What you have to do -
Your answer must be a word-for-word copy of the listing, with all pictures excluded.

Supplied entries -
--- --- ---

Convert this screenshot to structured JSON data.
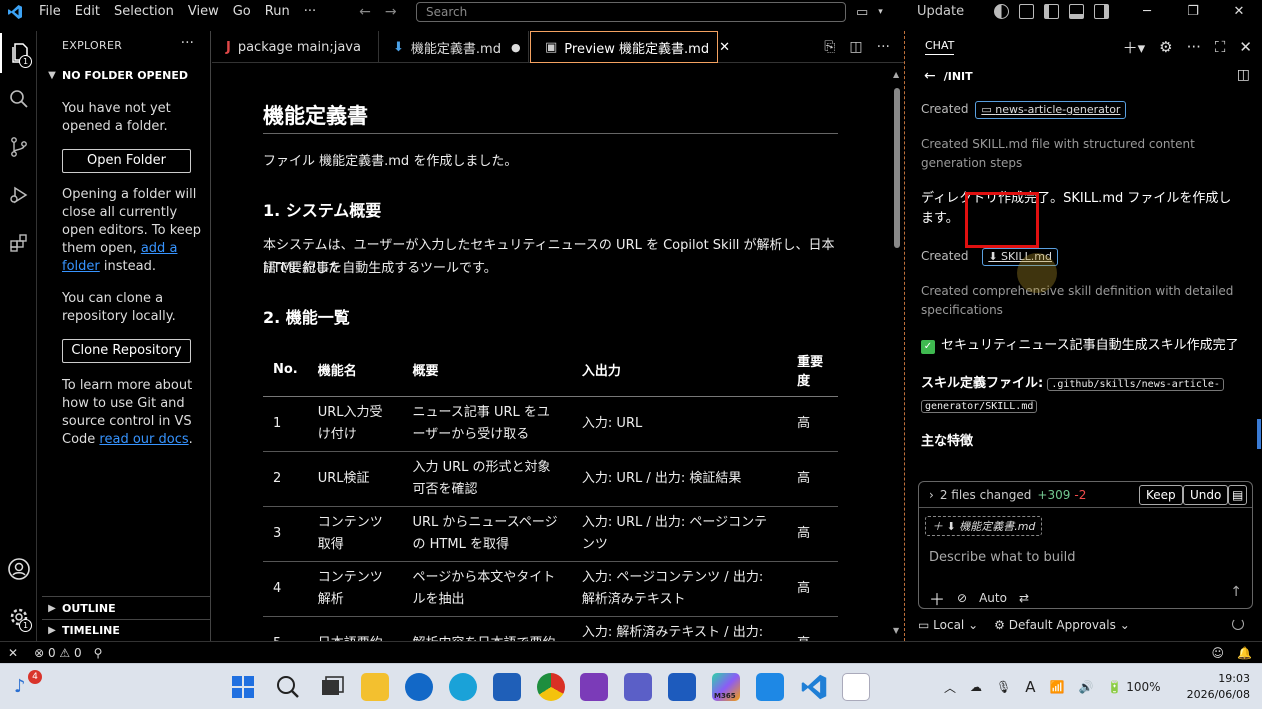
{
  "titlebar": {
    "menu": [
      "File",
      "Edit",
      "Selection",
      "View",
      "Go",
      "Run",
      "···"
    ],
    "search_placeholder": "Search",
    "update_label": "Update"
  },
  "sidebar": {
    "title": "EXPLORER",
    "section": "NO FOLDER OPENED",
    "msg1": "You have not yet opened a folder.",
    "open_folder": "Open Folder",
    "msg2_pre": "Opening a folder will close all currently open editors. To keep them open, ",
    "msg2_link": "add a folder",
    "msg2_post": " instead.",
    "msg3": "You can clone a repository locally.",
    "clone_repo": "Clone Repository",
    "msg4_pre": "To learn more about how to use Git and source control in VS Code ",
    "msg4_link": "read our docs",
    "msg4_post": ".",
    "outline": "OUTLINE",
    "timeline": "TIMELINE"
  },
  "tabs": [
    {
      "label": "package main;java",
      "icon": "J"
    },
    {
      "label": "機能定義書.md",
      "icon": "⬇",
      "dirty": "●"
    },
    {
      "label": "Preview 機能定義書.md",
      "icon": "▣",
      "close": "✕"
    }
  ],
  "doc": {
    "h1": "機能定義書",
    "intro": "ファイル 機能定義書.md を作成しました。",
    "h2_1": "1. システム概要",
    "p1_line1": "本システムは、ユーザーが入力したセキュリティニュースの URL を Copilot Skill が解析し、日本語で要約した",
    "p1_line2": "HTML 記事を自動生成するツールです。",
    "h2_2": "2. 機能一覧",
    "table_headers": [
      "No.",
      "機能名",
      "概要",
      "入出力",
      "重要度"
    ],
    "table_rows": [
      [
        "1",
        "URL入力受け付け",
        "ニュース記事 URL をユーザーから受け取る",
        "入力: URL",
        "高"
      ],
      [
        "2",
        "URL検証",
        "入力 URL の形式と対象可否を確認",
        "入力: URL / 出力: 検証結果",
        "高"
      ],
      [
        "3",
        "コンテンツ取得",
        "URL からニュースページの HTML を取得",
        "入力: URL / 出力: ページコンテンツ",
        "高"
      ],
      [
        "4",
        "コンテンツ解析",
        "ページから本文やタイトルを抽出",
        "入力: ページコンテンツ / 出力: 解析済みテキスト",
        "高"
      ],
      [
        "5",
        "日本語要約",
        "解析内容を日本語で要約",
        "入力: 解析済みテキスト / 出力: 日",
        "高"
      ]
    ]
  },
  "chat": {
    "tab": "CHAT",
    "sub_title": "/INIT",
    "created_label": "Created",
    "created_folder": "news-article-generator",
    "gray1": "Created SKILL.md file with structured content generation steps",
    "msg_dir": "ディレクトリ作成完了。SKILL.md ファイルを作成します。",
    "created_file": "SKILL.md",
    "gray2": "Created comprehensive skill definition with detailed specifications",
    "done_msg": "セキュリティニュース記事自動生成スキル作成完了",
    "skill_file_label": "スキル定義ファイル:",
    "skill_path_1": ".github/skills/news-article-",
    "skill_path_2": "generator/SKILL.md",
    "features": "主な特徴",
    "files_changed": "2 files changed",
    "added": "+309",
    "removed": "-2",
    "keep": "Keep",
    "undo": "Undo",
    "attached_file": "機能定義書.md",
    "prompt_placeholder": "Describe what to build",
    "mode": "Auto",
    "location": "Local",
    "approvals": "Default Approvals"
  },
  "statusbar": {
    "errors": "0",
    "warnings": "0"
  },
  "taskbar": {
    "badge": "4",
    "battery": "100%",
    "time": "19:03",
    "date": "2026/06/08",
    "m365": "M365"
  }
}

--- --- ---

Solution to this problem -
Convert this screenshot to structured JSON data.
{
  "titlebar": {
    "menu": [
      "File",
      "Edit",
      "Selection",
      "View",
      "Go",
      "Run",
      "···"
    ],
    "search_placeholder": "Search",
    "update_label": "Update"
  },
  "sidebar": {
    "title": "EXPLORER",
    "section": "NO FOLDER OPENED",
    "msg1": "You have not yet opened a folder.",
    "open_folder": "Open Folder",
    "msg2_pre": "Opening a folder will close all currently open editors. To keep them open, ",
    "msg2_link": "add a folder",
    "msg2_post": " instead.",
    "msg3": "You can clone a repository locally.",
    "clone_repo": "Clone Repository",
    "msg4_pre": "To learn more about how to use Git and source control in VS Code ",
    "msg4_link": "read our docs",
    "msg4_post": ".",
    "outline": "OUTLINE",
    "timeline": "TIMELINE"
  },
  "tabs": [
    {
      "label": "package main;java",
      "icon": "J"
    },
    {
      "label": "機能定義書.md",
      "icon": "⬇",
      "dirty": "●"
    },
    {
      "label": "Preview 機能定義書.md",
      "icon": "▣",
      "close": "✕"
    }
  ],
  "doc": {
    "h1": "機能定義書",
    "intro": "ファイル 機能定義書.md を作成しました。",
    "h2_1": "1. システム概要",
    "p1_line1": "本システムは、ユーザーが入力したセキュリティニュースの URL を Copilot Skill が解析し、日本語で要約した",
    "p1_line2": "HTML 記事を自動生成するツールです。",
    "h2_2": "2. 機能一覧",
    "table_headers": [
      "No.",
      "機能名",
      "概要",
      "入出力",
      "重要度"
    ],
    "table_rows": [
      [
        "1",
        "URL入力受け付け",
        "ニュース記事 URL をユーザーから受け取る",
        "入力: URL",
        "高"
      ],
      [
        "2",
        "URL検証",
        "入力 URL の形式と対象可否を確認",
        "入力: URL / 出力: 検証結果",
        "高"
      ],
      [
        "3",
        "コンテンツ取得",
        "URL からニュースページの HTML を取得",
        "入力: URL / 出力: ページコンテンツ",
        "高"
      ],
      [
        "4",
        "コンテンツ解析",
        "ページから本文やタイトルを抽出",
        "入力: ページコンテンツ / 出力: 解析済みテキスト",
        "高"
      ],
      [
        "5",
        "日本語要約",
        "解析内容を日本語で要約",
        "入力: 解析済みテキスト / 出力: 日",
        "高"
      ]
    ]
  },
  "chat": {
    "tab": "CHAT",
    "sub_title": "/INIT",
    "created_label": "Created",
    "created_folder": "news-article-generator",
    "gray1": "Created SKILL.md file with structured content generation steps",
    "msg_dir": "ディレクトリ作成完了。SKILL.md ファイルを作成します。",
    "created_file": "SKILL.md",
    "gray2": "Created comprehensive skill definition with detailed specifications",
    "done_msg": "セキュリティニュース記事自動生成スキル作成完了",
    "skill_file_label": "スキル定義ファイル:",
    "skill_path_1": ".github/skills/news-article-",
    "skill_path_2": "generator/SKILL.md",
    "features": "主な特徴",
    "files_changed": "2 files changed",
    "added": "+309",
    "removed": "-2",
    "keep": "Keep",
    "undo": "Undo",
    "attached_file": "機能定義書.md",
    "prompt_placeholder": "Describe what to build",
    "mode": "Auto",
    "location": "Local",
    "approvals": "Default Approvals"
  },
  "statusbar": {
    "errors": "0",
    "warnings": "0"
  },
  "taskbar": {
    "badge": "4",
    "battery": "100%",
    "time": "19:03",
    "date": "2026/06/08",
    "m365": "M365"
  }
}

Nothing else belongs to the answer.